Assignment: Lines that include the word "usually" should be copied from the listing that follows.

Data:
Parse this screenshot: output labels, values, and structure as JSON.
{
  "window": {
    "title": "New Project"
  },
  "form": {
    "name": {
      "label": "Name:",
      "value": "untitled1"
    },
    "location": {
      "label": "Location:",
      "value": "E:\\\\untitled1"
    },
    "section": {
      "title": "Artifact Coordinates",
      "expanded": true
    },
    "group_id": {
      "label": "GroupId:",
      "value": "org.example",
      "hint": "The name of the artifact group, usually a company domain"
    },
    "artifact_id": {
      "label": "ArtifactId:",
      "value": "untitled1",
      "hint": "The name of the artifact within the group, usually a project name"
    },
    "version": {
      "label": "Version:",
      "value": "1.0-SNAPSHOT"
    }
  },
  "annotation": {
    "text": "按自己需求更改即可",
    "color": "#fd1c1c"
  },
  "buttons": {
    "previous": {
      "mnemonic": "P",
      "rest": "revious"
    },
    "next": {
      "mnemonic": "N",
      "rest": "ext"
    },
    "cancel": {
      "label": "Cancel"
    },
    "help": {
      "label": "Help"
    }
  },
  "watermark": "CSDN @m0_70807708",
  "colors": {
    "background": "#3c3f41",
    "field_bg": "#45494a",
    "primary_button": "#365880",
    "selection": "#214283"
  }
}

Task result:
      "hint": "The name of the artifact group, usually a company domain"
      "hint": "The name of the artifact within the group, usually a project name"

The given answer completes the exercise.